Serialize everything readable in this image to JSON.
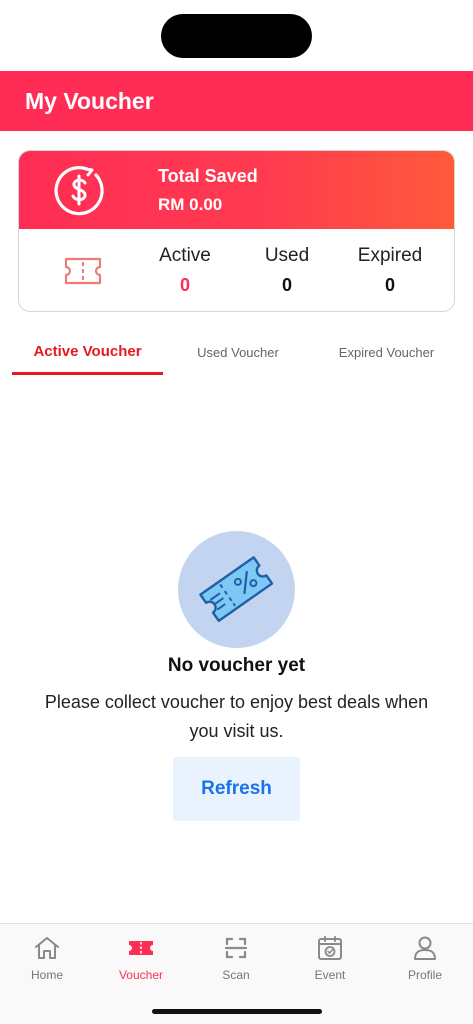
{
  "header": {
    "title": "My Voucher"
  },
  "summary": {
    "saved_label": "Total Saved",
    "saved_value": "RM 0.00",
    "stats": {
      "active": {
        "label": "Active",
        "value": "0"
      },
      "used": {
        "label": "Used",
        "value": "0"
      },
      "expired": {
        "label": "Expired",
        "value": "0"
      }
    },
    "icons": {
      "dollar": "dollar-circle-icon",
      "ticket": "ticket-icon"
    }
  },
  "tabs": [
    {
      "label": "Active Voucher",
      "active": true
    },
    {
      "label": "Used Voucher",
      "active": false
    },
    {
      "label": "Expired Voucher",
      "active": false
    }
  ],
  "empty": {
    "title": "No voucher yet",
    "message": "Please collect voucher to enjoy best deals when you visit us.",
    "refresh_label": "Refresh",
    "icon": "voucher-icon"
  },
  "nav": [
    {
      "label": "Home",
      "icon": "home-icon",
      "active": false
    },
    {
      "label": "Voucher",
      "icon": "voucher-icon",
      "active": true
    },
    {
      "label": "Scan",
      "icon": "scan-icon",
      "active": false
    },
    {
      "label": "Event",
      "icon": "event-icon",
      "active": false
    },
    {
      "label": "Profile",
      "icon": "profile-icon",
      "active": false
    }
  ],
  "colors": {
    "accent": "#ff2d55",
    "tab_active": "#e8191f",
    "refresh_text": "#1a73e8",
    "empty_circle": "#c3d4f0"
  }
}
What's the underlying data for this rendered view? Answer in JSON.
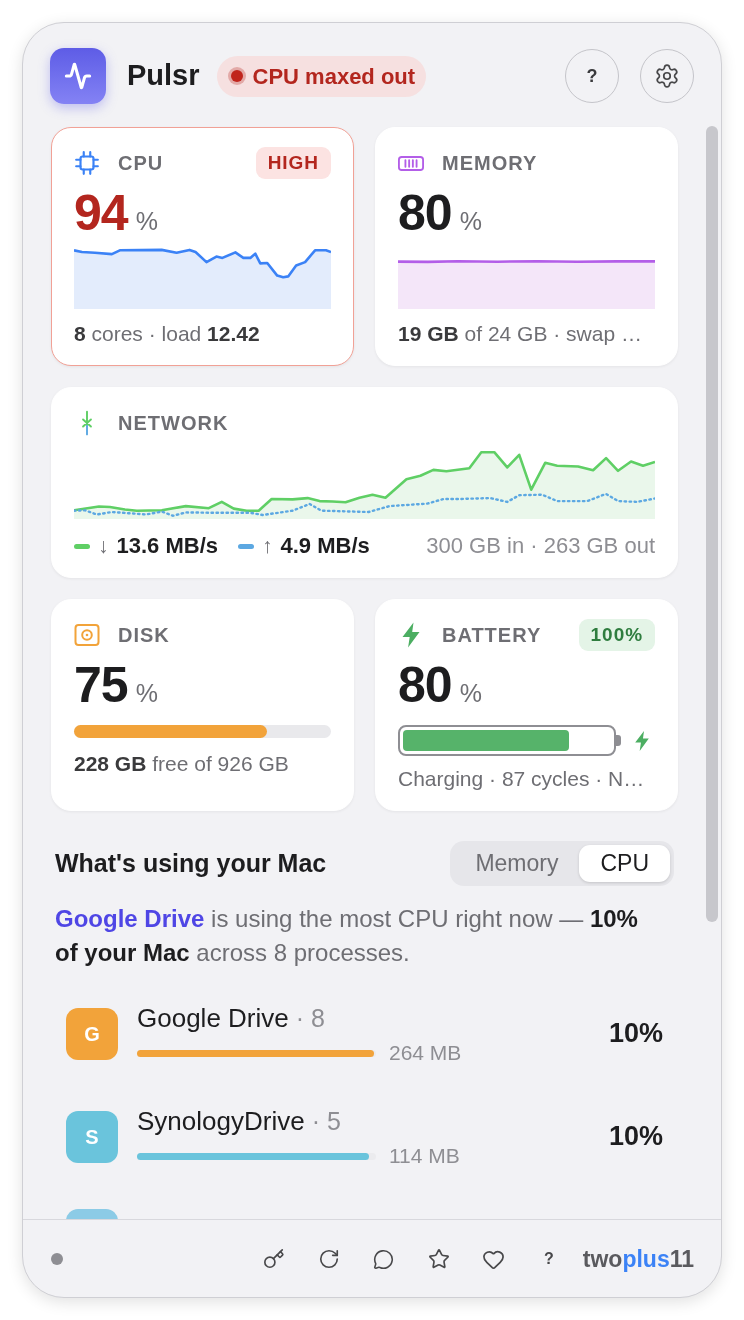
{
  "header": {
    "app_name": "Pulsr",
    "status": {
      "kind": "danger",
      "text": "CPU maxed out"
    },
    "help_label": "?"
  },
  "cards": [
    {
      "kind": "cpu",
      "title": "CPU",
      "badge": {
        "kind": "danger",
        "text": "HIGH"
      },
      "alert": true,
      "value": "94",
      "unit": "%",
      "footer": "**8** cores · load **12.42**"
    },
    {
      "kind": "memory",
      "title": "MEMORY",
      "alert": false,
      "value": "80",
      "unit": "%",
      "footer": "**19 GB** of 24 GB · swap …"
    },
    {
      "kind": "network",
      "title": "NETWORK",
      "legend": [
        {
          "arrow": "↓",
          "text": "13.6 MB/s",
          "color": "#5fcf65"
        },
        {
          "arrow": "↑",
          "text": "4.9 MB/s",
          "color": "#5ca8e2"
        }
      ],
      "totals": "300 GB in · 263 GB out"
    },
    {
      "kind": "disk",
      "title": "DISK",
      "alert": false,
      "value": "75",
      "unit": "%",
      "level": 0.75,
      "footer": "**228 GB** free of 926 GB"
    },
    {
      "kind": "battery",
      "title": "BATTERY",
      "badge": {
        "kind": "success",
        "text": "100%"
      },
      "alert": false,
      "value": "80",
      "unit": "%",
      "level": 0.8,
      "charging": true,
      "footer": "Charging · 87 cycles · N…"
    }
  ],
  "usage": {
    "title": "What's using your Mac",
    "tabs": [
      {
        "label": "Memory",
        "selected": false
      },
      {
        "label": "CPU",
        "selected": true
      }
    ],
    "summary": {
      "link": "Google Drive",
      "text": "is using the most CPU right now — **10% of your Mac** across 8 processes."
    },
    "processes": [
      {
        "initial": "G",
        "name": "Google Drive",
        "meta": "· 8",
        "color": "#f2a33a",
        "level": 0.99,
        "memory": "264 MB",
        "percent": "10%"
      },
      {
        "initial": "S",
        "name": "SynologyDrive",
        "meta": "· 5",
        "color": "#6ac4dc",
        "level": 0.97,
        "memory": "114 MB",
        "percent": "10%"
      },
      {
        "color": "#8ccbe6"
      }
    ]
  },
  "footer": {
    "help_label": "?",
    "logo": [
      {
        "text": "two",
        "accent": false
      },
      {
        "text": "plus",
        "accent": true
      },
      {
        "text": "11",
        "accent": false
      }
    ]
  }
}
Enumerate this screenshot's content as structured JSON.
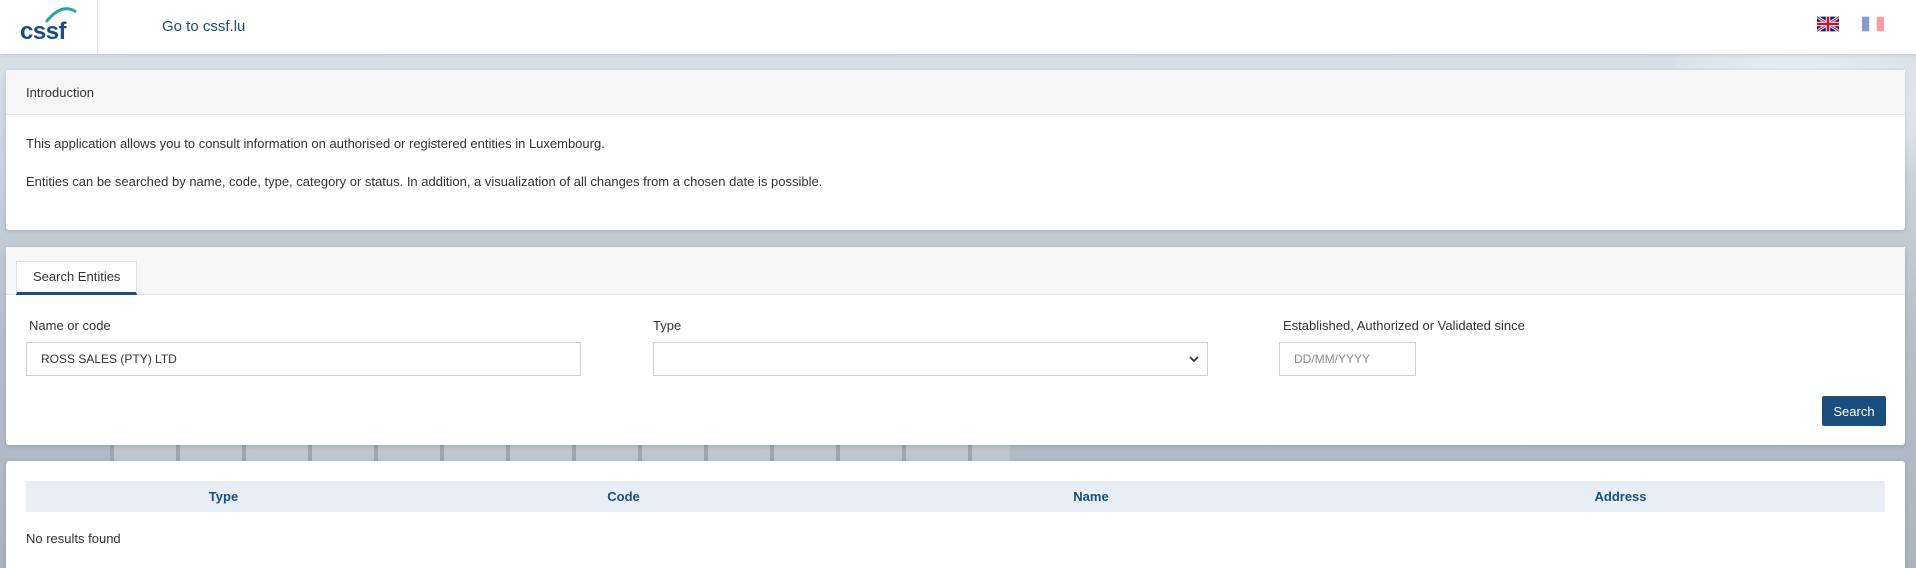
{
  "header": {
    "logo_text": "cssf",
    "goto_link": "Go to cssf.lu",
    "languages": [
      {
        "code": "en",
        "icon": "uk-flag-icon",
        "active": true
      },
      {
        "code": "fr",
        "icon": "france-flag-icon",
        "active": false
      }
    ]
  },
  "intro": {
    "title": "Introduction",
    "paragraphs": [
      "This application allows you to consult information on authorised or registered entities in Luxembourg.",
      "Entities can be searched by name, code, type, category or status. In addition, a visualization of all changes from a chosen date is possible."
    ]
  },
  "search": {
    "tab_label": "Search Entities",
    "name_label": "Name or code",
    "name_value": "ROSS SALES (PTY) LTD",
    "type_label": "Type",
    "type_value": "",
    "date_label": "Established, Authorized or Validated since",
    "date_placeholder": "DD/MM/YYYY",
    "search_button": "Search"
  },
  "results": {
    "columns": [
      "Type",
      "Code",
      "Name",
      "Address"
    ],
    "empty_message": "No results found"
  },
  "colors": {
    "brand": "#1b4e7c",
    "table_header_bg": "#e8eef6"
  }
}
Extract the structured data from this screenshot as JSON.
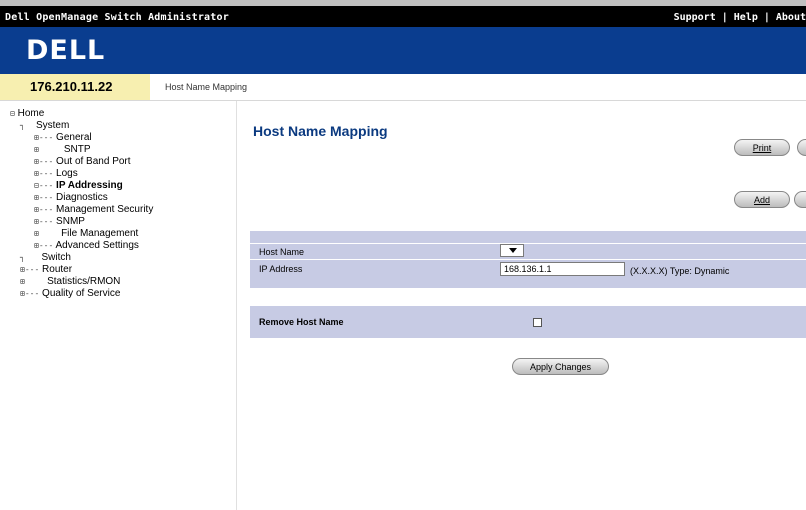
{
  "header": {
    "app_title": "Dell OpenManage Switch Administrator",
    "links": [
      "Support",
      "Help",
      "About"
    ],
    "logo": "DELL"
  },
  "address_bar": {
    "ip": "176.210.11.22",
    "breadcrumb": "Host Name Mapping"
  },
  "sidebar": {
    "items": [
      {
        "prefix": "⊟",
        "label": "Home"
      },
      {
        "prefix": "┐",
        "label": "System"
      },
      {
        "prefix": "⊞---",
        "label": "General"
      },
      {
        "prefix": "⊞",
        "label": "SNTP"
      },
      {
        "prefix": "⊞---",
        "label": "Out of Band Port"
      },
      {
        "prefix": "⊞---",
        "label": "Logs"
      },
      {
        "prefix": "⊟---",
        "label": "IP Addressing"
      },
      {
        "prefix": "⊞---",
        "label": "Diagnostics"
      },
      {
        "prefix": "⊞---",
        "label": "Management Security"
      },
      {
        "prefix": "⊞---",
        "label": "SNMP"
      },
      {
        "prefix": "⊞",
        "label": "File Management"
      },
      {
        "prefix": "⊞---",
        "label": "Advanced Settings"
      },
      {
        "prefix": "┐",
        "label": "Switch"
      },
      {
        "prefix": "⊞---",
        "label": "Router"
      },
      {
        "prefix": "⊞",
        "label": "Statistics/RMON"
      },
      {
        "prefix": "⊞---",
        "label": "Quality of Service"
      }
    ]
  },
  "main": {
    "title": "Host Name Mapping",
    "print_label": "Print",
    "add_label": "Add",
    "host_name_label": "Host Name",
    "ip_address_label": "IP Address",
    "ip_address_value": "168.136.1.1",
    "ip_hint": "(X.X.X.X)  Type: Dynamic",
    "remove_label": "Remove Host Name",
    "apply_label": "Apply Changes"
  },
  "colors": {
    "brand_blue": "#0a3d8f",
    "ip_box": "#f7efb0",
    "panel": "#c7cbe4",
    "title": "#0b3a80"
  }
}
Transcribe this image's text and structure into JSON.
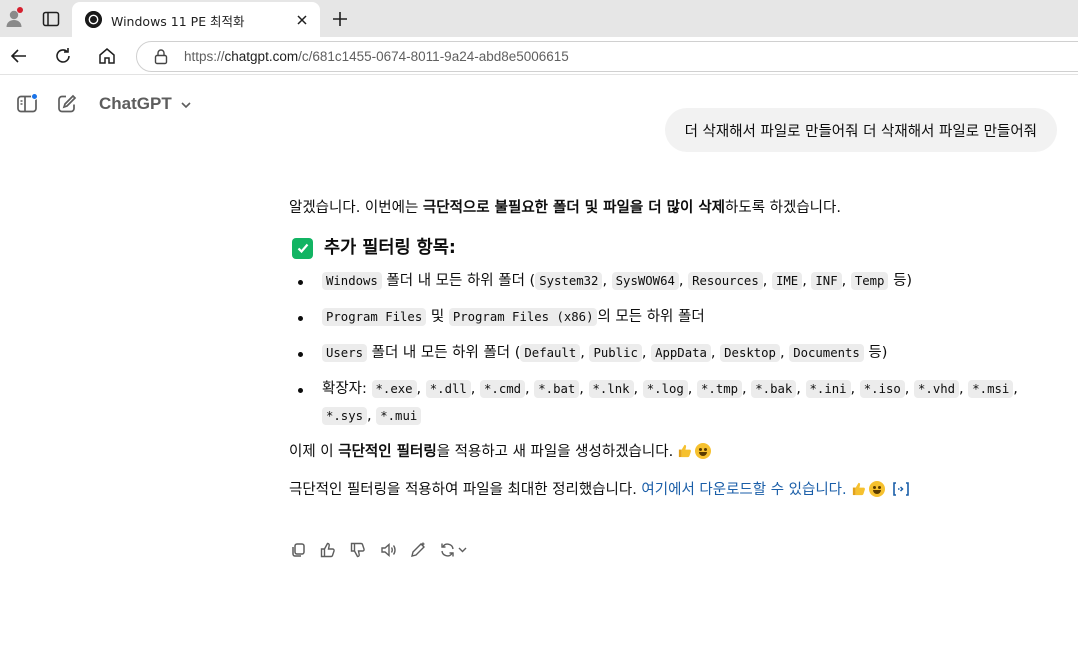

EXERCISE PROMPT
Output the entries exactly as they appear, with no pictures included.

WRITTEN ANSWER
Serialize everything readable in this image to JSON.
{
  "header": {
    "title": "My Voucher"
  },
  "summary": {
    "saved_label": "Total Saved",
    "saved_value": "RM 0.00",
    "stats": {
      "active": {
        "label": "Active",
        "value": "0"
      },
      "used": {
        "label": "Used",
        "value": "0"
      },
      "expired": {
        "label": "Expired",
        "value": "0"
      }
    },
    "icons": {
      "dollar": "dollar-circle-icon",
      "ticket": "ticket-icon"
    }
  },
  "tabs": [
    {
      "label": "Active Voucher",
      "active": true
    },
    {
      "label": "Used Voucher",
      "active": false
    },
    {
      "label": "Expired Voucher",
      "active": false
    }
  ],
  "empty": {
    "title": "No voucher yet",
    "message": "Please collect voucher to enjoy best deals when you visit us.",
    "refresh_label": "Refresh",
    "icon": "voucher-icon"
  },
  "nav": [
    {
      "label": "Home",
      "icon": "home-icon",
      "active": false
    },
    {
      "label": "Voucher",
      "icon": "voucher-icon",
      "active": true
    },
    {
      "label": "Scan",
      "icon": "scan-icon",
      "active": false
    },
    {
      "label": "Event",
      "icon": "event-icon",
      "active": false
    },
    {
      "label": "Profile",
      "icon": "profile-icon",
      "active": false
    }
  ],
  "colors": {
    "accent": "#ff2d55",
    "tab_active": "#e8191f",
    "refresh_text": "#1a73e8",
    "empty_circle": "#c3d4f0"
  }
}
What's the underlying data for this rendered view? Answer in JSON.
{
  "header": {
    "app_name": "Pulsr",
    "status": {
      "kind": "danger",
      "text": "CPU maxed out"
    },
    "help_label": "?"
  },
  "cards": [
    {
      "kind": "cpu",
      "title": "CPU",
      "badge": {
        "kind": "danger",
        "text": "HIGH"
      },
      "alert": true,
      "value": "94",
      "unit": "%",
      "footer": "**8** cores · load **12.42**"
    },
    {
      "kind": "memory",
      "title": "MEMORY",
      "alert": false,
      "value": "80",
      "unit": "%",
      "footer": "**19 GB** of 24 GB · swap …"
    },
    {
      "kind": "network",
      "title": "NETWORK",
      "legend": [
        {
          "arrow": "↓",
          "text": "13.6 MB/s",
          "color": "#5fcf65"
        },
        {
          "arrow": "↑",
          "text": "4.9 MB/s",
          "color": "#5ca8e2"
        }
      ],
      "totals": "300 GB in · 263 GB out"
    },
    {
      "kind": "disk",
      "title": "DISK",
      "alert": false,
      "value": "75",
      "unit": "%",
      "level": 0.75,
      "footer": "**228 GB** free of 926 GB"
    },
    {
      "kind": "battery",
      "title": "BATTERY",
      "badge": {
        "kind": "success",
        "text": "100%"
      },
      "alert": false,
      "value": "80",
      "unit": "%",
      "level": 0.8,
      "charging": true,
      "footer": "Charging · 87 cycles · N…"
    }
  ],
  "usage": {
    "title": "What's using your Mac",
    "tabs": [
      {
        "label": "Memory",
        "selected": false
      },
      {
        "label": "CPU",
        "selected": true
      }
    ],
    "summary": {
      "link": "Google Drive",
      "text": "is using the most CPU right now — **10% of your Mac** across 8 processes."
    },
    "processes": [
      {
        "initial": "G",
        "name": "Google Drive",
        "meta": "· 8",
        "color": "#f2a33a",
        "level": 0.99,
        "memory": "264 MB",
        "percent": "10%"
      },
      {
        "initial": "S",
        "name": "SynologyDrive",
        "meta": "· 5",
        "color": "#6ac4dc",
        "level": 0.97,
        "memory": "114 MB",
        "percent": "10%"
      },
      {
        "color": "#8ccbe6"
      }
    ]
  },
  "footer": {
    "help_label": "?",
    "logo": [
      {
        "text": "two",
        "accent": false
      },
      {
        "text": "plus",
        "accent": true
      },
      {
        "text": "11",
        "accent": false
      }
    ]
  }
}
Enumerate this screenshot's content as structured JSON.
{
  "header": {
    "logo_text": "cssf",
    "goto_link": "Go to cssf.lu",
    "languages": [
      {
        "code": "en",
        "icon": "uk-flag-icon",
        "active": true
      },
      {
        "code": "fr",
        "icon": "france-flag-icon",
        "active": false
      }
    ]
  },
  "intro": {
    "title": "Introduction",
    "paragraphs": [
      "This application allows you to consult information on authorised or registered entities in Luxembourg.",
      "Entities can be searched by name, code, type, category or status. In addition, a visualization of all changes from a chosen date is possible."
    ]
  },
  "search": {
    "tab_label": "Search Entities",
    "name_label": "Name or code",
    "name_value": "ROSS SALES (PTY) LTD",
    "type_label": "Type",
    "type_value": "",
    "date_label": "Established, Authorized or Validated since",
    "date_placeholder": "DD/MM/YYYY",
    "search_button": "Search"
  },
  "results": {
    "columns": [
      "Type",
      "Code",
      "Name",
      "Address"
    ],
    "empty_message": "No results found"
  },
  "colors": {
    "brand": "#1b4e7c",
    "table_header_bg": "#e8eef6"
  }
}
Extract the structured data from this screenshot as JSON.
{
  "header": {
    "app_title": "Dell OpenManage Switch Administrator",
    "links": [
      "Support",
      "Help",
      "About"
    ],
    "logo": "DELL"
  },
  "address_bar": {
    "ip": "176.210.11.22",
    "breadcrumb": "Host Name Mapping"
  },
  "sidebar": {
    "items": [
      {
        "prefix": "⊟",
        "label": "Home"
      },
      {
        "prefix": "┐",
        "label": "System"
      },
      {
        "prefix": "⊞---",
        "label": "General"
      },
      {
        "prefix": "⊞",
        "label": "SNTP"
      },
      {
        "prefix": "⊞---",
        "label": "Out of Band Port"
      },
      {
        "prefix": "⊞---",
        "label": "Logs"
      },
      {
        "prefix": "⊟---",
        "label": "IP Addressing"
      },
      {
        "prefix": "⊞---",
        "label": "Diagnostics"
      },
      {
        "prefix": "⊞---",
        "label": "Management Security"
      },
      {
        "prefix": "⊞---",
        "label": "SNMP"
      },
      {
        "prefix": "⊞",
        "label": "File Management"
      },
      {
        "prefix": "⊞---",
        "label": "Advanced Settings"
      },
      {
        "prefix": "┐",
        "label": "Switch"
      },
      {
        "prefix": "⊞---",
        "label": "Router"
      },
      {
        "prefix": "⊞",
        "label": "Statistics/RMON"
      },
      {
        "prefix": "⊞---",
        "label": "Quality of Service"
      }
    ]
  },
  "main": {
    "title": "Host Name Mapping",
    "print_label": "Print",
    "add_label": "Add",
    "host_name_label": "Host Name",
    "ip_address_label": "IP Address",
    "ip_address_value": "168.136.1.1",
    "ip_hint": "(X.X.X.X)  Type: Dynamic",
    "remove_label": "Remove Host Name",
    "apply_label": "Apply Changes"
  },
  "colors": {
    "brand_blue": "#0a3d8f",
    "ip_box": "#f7efb0",
    "panel": "#c7cbe4",
    "title": "#0b3a80"
  }
}
Transcribe this image's text and structure into JSON.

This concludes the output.